• **Exercise requirements**: Give the count of lines in the records that contain the string "system", and write nothing but that number.

• **Records**:
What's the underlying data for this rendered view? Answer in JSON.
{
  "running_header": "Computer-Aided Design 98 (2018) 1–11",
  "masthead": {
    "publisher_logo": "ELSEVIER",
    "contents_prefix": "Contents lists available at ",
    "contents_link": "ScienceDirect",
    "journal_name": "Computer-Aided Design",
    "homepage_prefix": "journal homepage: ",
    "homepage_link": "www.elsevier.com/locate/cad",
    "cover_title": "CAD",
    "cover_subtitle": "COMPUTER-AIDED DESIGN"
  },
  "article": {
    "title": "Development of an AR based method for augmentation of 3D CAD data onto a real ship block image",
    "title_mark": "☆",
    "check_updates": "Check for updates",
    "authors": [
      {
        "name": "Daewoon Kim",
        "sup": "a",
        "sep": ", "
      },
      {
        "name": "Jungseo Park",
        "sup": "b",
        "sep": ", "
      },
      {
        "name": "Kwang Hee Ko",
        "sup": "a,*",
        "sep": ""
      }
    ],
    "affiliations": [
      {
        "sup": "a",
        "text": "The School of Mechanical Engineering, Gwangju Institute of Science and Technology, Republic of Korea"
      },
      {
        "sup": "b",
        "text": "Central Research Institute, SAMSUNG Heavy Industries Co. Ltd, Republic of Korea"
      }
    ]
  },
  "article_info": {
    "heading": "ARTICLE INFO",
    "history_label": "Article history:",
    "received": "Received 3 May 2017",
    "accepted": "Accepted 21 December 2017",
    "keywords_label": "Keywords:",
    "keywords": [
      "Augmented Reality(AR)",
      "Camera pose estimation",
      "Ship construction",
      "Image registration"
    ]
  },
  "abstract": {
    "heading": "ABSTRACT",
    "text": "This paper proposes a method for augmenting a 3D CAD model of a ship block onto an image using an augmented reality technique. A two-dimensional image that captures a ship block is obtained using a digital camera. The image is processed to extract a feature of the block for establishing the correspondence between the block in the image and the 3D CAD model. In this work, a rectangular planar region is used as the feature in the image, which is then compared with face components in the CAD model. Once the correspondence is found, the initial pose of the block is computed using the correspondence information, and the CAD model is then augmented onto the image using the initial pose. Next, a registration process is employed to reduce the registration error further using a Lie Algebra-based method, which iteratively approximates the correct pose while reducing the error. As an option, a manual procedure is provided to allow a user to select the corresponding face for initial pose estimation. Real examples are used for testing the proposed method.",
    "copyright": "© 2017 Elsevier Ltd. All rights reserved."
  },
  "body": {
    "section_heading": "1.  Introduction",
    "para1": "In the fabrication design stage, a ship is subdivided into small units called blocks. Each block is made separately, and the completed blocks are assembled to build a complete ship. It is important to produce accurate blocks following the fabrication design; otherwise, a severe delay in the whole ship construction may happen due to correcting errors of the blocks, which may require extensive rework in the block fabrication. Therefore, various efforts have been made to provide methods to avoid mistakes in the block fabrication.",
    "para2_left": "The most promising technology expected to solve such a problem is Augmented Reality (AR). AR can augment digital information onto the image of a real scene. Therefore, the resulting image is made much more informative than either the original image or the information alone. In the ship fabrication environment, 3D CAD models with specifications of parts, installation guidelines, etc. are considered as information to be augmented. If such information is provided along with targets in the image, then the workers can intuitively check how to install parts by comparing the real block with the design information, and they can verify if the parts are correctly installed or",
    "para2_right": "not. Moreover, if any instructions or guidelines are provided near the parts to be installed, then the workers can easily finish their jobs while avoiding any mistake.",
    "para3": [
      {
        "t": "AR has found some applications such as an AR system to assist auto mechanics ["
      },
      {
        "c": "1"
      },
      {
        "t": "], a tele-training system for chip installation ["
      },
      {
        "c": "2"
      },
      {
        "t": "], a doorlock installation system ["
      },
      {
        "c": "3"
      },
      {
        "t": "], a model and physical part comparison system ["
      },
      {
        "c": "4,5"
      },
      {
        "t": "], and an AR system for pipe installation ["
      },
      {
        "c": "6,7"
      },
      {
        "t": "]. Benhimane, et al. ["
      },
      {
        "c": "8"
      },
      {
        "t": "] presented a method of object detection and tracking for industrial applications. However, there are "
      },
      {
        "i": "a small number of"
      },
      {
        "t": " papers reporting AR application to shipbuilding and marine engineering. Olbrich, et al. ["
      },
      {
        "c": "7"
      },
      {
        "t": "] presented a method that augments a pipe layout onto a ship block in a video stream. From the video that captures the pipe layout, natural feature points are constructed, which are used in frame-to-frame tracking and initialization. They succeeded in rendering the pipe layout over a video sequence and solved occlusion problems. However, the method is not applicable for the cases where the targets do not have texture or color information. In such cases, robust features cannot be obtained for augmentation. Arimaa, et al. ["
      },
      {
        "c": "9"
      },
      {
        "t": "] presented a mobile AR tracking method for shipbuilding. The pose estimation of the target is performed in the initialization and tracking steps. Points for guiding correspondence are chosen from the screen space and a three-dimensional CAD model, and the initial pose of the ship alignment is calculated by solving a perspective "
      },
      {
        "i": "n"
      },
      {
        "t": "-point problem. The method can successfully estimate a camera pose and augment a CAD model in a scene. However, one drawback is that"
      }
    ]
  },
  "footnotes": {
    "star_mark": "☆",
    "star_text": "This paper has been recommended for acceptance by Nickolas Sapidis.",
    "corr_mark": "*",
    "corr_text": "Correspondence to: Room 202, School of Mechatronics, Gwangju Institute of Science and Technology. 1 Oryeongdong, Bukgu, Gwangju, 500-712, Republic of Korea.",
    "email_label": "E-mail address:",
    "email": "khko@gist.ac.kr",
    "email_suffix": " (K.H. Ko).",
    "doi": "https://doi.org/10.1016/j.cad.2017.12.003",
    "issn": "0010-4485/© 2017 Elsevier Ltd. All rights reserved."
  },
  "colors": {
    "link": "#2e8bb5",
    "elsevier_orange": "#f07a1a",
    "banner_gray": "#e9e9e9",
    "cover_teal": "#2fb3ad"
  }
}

• **Response to the exercise**: 5